The 4 critical hurdles agencies face on the way to £5 million income – and how to clear them

20th June 2023 – by Paul Muggeridge-Breene, Thrive CEO

For an ambitious agency, winning new business is invariably a cause for celebration. But agency growth is also always accompanied by a range of challenges – some small and easily fixed, some large with the potential to knock even the best-laid plans off course.

There are certain times in the growth journey when the challenges thrown up coalesce into critical hurdles, which have to be cleared for further growth to be possible. They involve complex issues around people, structures and processes, and it’s all too easy to get tripped up by them – leaving you flat on your face and your objectives in tatters.

But if you get a clear view of the hurdles ahead of time, you can prepare for them and be ready to make clean jumps right across – leaving you and your agency in rude health and free to continue achieving your growth targets.

Jumping ahead 

Thankfully, these hurdles occur at broadly similar points for most agencies, making it entirely possible to build them into your growth management plan.

The journey to £5 million of fee income – a figure that represents a key goal for any agency with its sights set on growth – involves four of these hurdles. And, although the exact timing of each hurdle will differ slightly by agency, they roughly coincide with the achievement of each additional million pounds of income.

Hurdle 1: Letting go (~£1m fee income / 10-20 people)

Key challenge: The founders can no longer manage everything on their own. Even if additional managers have been recruited, properly delegating work and letting go enough to make creating those roles worthwhile is a challenge and can be hit and miss.

To clear this hurdle, founders need to work hard on letting go. This sounds easy but actually accepting that letting go is required can be complex and difficult work. Once that’s been achieved, the founders need to be clear with themselves and the wider team about the work they will and won’t be doing, recruit the right people, trust them to do what they’ve been hired to do, and learn how to delegate properly.

Hurdle 2: Building structure (~£2m fee income / 20-30 people)

Key challenge: The agency’s organisational structure and workflows are no longer fit for purpose. There’s too much work for the existing systems, and employees are confused by the structure. Work gets lost, deadlines are missed and clients and employees become unhappy.
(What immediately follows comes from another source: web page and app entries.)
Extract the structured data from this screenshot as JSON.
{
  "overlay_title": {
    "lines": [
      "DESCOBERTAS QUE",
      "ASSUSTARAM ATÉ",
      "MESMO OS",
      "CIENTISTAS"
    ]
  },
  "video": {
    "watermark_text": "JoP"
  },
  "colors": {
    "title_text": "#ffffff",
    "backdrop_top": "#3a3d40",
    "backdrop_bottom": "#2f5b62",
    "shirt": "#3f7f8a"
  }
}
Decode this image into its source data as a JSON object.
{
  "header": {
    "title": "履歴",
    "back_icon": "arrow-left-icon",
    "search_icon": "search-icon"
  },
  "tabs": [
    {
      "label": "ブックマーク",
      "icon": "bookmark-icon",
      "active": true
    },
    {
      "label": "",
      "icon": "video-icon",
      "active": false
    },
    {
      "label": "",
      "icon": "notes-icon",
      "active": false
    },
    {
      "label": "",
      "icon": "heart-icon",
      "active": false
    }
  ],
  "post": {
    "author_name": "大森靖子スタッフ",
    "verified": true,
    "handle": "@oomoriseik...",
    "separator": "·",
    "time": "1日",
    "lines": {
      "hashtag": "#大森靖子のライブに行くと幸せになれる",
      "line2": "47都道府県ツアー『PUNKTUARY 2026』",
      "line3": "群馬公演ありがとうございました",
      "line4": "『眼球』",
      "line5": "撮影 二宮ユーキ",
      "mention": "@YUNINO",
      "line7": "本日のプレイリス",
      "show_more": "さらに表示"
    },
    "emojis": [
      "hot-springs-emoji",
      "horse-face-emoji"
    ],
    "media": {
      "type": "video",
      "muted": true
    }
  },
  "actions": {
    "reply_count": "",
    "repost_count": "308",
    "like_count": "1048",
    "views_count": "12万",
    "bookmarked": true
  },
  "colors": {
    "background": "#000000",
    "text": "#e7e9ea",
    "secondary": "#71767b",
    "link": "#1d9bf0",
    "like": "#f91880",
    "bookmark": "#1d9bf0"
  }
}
To clear this hurdle, the agency needs to determine and implement the optimum structure and workflows. This should be a significant piece of work. To help ensure solutions are for the long term rather than just sticking plasters, leaders should imagine the agency twice as large as it is currently. The agency also needs to be really clear on which person or team will handle each task, etc.

Hurdle 3: Managing people (~£3m fee income / 30-40 people)

Key challenge: The agency’s approach to people management is no longer sufficient. People issues get louder and more frequent, and start to dominate time and attention across the business – particularly for managers. Company culture is damaged, productivity and quality suffer, and staff turnover increases.

To clear this hurdle, the agency needs to implement clear line management expectations and people processes. Managers need to be given enough time for this important work, and employees need to have time and budget for development. The agency should consider recruiting an HR manager if it doesn’t have one already.

Hurdle 4: Growing up (~£4m of fee income / 40-50 people)

Key challenge: Gaps in the agency’s business foundations – eg policies and processes – are no longer acceptable. Employees and clients both have much higher expectations of this size of agency, and are far less forgiving of any problems. Recruitment and winning new business suffers as a result.

To clear this hurdle, a senior member of the team needs to be given clear ownership of creating solid business foundations. Key questions they should ask: Does the business have all the policies it needs? Is the staff handbook comprehensive and up to date? Do employees think there are any gaps? Surveys can be used to ask them.

You can read more detail about each hurdle by clicking the headings above. Overall, the key is to incorporate them into your agency’s growth management plan as early as possible, so you can prepare for each one ahead of time and smoothly navigate the leap across it.

Paul Muggeridge-Breene is CEO of Thrive, a former agency MD, former international journalist and a member of the British Psychological Society. Please get in touch if you’d like to discuss how Thrive can help you.